## Given data
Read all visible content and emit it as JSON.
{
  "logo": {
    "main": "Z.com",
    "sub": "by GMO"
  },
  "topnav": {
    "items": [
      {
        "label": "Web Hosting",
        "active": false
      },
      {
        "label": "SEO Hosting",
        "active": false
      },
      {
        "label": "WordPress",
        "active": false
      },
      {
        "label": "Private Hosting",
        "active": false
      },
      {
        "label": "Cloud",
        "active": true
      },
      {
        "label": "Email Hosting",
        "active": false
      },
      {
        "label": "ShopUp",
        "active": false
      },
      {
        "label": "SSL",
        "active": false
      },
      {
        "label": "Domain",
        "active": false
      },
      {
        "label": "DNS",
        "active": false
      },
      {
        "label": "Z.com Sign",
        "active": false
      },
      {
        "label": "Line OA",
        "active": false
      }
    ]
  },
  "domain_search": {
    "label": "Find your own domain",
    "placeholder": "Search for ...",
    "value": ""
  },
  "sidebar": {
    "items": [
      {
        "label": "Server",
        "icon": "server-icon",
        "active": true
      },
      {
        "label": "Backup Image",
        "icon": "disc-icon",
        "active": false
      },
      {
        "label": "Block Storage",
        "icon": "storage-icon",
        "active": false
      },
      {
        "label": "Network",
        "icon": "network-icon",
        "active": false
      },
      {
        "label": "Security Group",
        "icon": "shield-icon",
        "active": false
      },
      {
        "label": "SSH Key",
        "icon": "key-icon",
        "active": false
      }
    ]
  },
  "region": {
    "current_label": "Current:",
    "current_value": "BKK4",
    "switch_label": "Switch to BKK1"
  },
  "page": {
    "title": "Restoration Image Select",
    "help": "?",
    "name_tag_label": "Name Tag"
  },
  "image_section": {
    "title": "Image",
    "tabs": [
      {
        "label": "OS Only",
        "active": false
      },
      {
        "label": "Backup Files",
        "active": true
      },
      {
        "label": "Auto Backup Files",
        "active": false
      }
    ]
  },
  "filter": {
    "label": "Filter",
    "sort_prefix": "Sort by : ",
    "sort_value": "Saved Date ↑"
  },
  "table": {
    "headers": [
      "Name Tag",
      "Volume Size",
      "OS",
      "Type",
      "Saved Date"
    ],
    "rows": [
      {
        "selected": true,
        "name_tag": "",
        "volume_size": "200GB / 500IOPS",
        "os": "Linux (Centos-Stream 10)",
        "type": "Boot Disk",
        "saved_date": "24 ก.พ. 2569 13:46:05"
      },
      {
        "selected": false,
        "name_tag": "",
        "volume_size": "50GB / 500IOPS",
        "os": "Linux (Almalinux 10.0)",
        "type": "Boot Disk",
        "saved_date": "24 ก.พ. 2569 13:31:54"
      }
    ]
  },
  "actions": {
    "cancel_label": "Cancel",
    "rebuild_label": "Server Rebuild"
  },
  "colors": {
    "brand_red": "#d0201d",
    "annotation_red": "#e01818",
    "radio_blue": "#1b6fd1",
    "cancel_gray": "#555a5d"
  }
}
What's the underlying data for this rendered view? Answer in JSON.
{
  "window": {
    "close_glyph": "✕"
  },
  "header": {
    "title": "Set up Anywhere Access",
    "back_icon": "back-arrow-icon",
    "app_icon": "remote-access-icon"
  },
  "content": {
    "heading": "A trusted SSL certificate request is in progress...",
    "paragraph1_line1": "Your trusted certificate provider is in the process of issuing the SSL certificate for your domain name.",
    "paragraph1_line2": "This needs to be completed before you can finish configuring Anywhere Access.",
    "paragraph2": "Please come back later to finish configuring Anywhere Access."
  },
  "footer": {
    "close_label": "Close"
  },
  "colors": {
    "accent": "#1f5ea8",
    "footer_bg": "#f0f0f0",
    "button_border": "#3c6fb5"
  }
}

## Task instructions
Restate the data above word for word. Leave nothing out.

## Task output
Read all visible content and emit it as JSON.
{
  "logo": {
    "main": "Z.com",
    "sub": "by GMO"
  },
  "topnav": {
    "items": [
      {
        "label": "Web Hosting",
        "active": false
      },
      {
        "label": "SEO Hosting",
        "active": false
      },
      {
        "label": "WordPress",
        "active": false
      },
      {
        "label": "Private Hosting",
        "active": false
      },
      {
        "label": "Cloud",
        "active": true
      },
      {
        "label": "Email Hosting",
        "active": false
      },
      {
        "label": "ShopUp",
        "active": false
      },
      {
        "label": "SSL",
        "active": false
      },
      {
        "label": "Domain",
        "active": false
      },
      {
        "label": "DNS",
        "active": false
      },
      {
        "label": "Z.com Sign",
        "active": false
      },
      {
        "label": "Line OA",
        "active": false
      }
    ]
  },
  "domain_search": {
    "label": "Find your own domain",
    "placeholder": "Search for ...",
    "value": ""
  },
  "sidebar": {
    "items": [
      {
        "label": "Server",
        "icon": "server-icon",
        "active": true
      },
      {
        "label": "Backup Image",
        "icon": "disc-icon",
        "active": false
      },
      {
        "label": "Block Storage",
        "icon": "storage-icon",
        "active": false
      },
      {
        "label": "Network",
        "icon": "network-icon",
        "active": false
      },
      {
        "label": "Security Group",
        "icon": "shield-icon",
        "active": false
      },
      {
        "label": "SSH Key",
        "icon": "key-icon",
        "active": false
      }
    ]
  },
  "region": {
    "current_label": "Current:",
    "current_value": "BKK4",
    "switch_label": "Switch to BKK1"
  },
  "page": {
    "title": "Restoration Image Select",
    "help": "?",
    "name_tag_label": "Name Tag"
  },
  "image_section": {
    "title": "Image",
    "tabs": [
      {
        "label": "OS Only",
        "active": false
      },
      {
        "label": "Backup Files",
        "active": true
      },
      {
        "label": "Auto Backup Files",
        "active": false
      }
    ]
  },
  "filter": {
    "label": "Filter",
    "sort_prefix": "Sort by : ",
    "sort_value": "Saved Date ↑"
  },
  "table": {
    "headers": [
      "Name Tag",
      "Volume Size",
      "OS",
      "Type",
      "Saved Date"
    ],
    "rows": [
      {
        "selected": true,
        "name_tag": "",
        "volume_size": "200GB / 500IOPS",
        "os": "Linux (Centos-Stream 10)",
        "type": "Boot Disk",
        "saved_date": "24 ก.พ. 2569 13:46:05"
      },
      {
        "selected": false,
        "name_tag": "",
        "volume_size": "50GB / 500IOPS",
        "os": "Linux (Almalinux 10.0)",
        "type": "Boot Disk",
        "saved_date": "24 ก.พ. 2569 13:31:54"
      }
    ]
  },
  "actions": {
    "cancel_label": "Cancel",
    "rebuild_label": "Server Rebuild"
  },
  "colors": {
    "brand_red": "#d0201d",
    "annotation_red": "#e01818",
    "radio_blue": "#1b6fd1",
    "cancel_gray": "#555a5d"
  }
}
What's the underlying data for this rendered view? Answer in JSON.
{
  "window": {
    "close_glyph": "✕"
  },
  "header": {
    "title": "Set up Anywhere Access",
    "back_icon": "back-arrow-icon",
    "app_icon": "remote-access-icon"
  },
  "content": {
    "heading": "A trusted SSL certificate request is in progress...",
    "paragraph1_line1": "Your trusted certificate provider is in the process of issuing the SSL certificate for your domain name.",
    "paragraph1_line2": "This needs to be completed before you can finish configuring Anywhere Access.",
    "paragraph2": "Please come back later to finish configuring Anywhere Access."
  },
  "footer": {
    "close_label": "Close"
  },
  "colors": {
    "accent": "#1f5ea8",
    "footer_bg": "#f0f0f0",
    "button_border": "#3c6fb5"
  }
}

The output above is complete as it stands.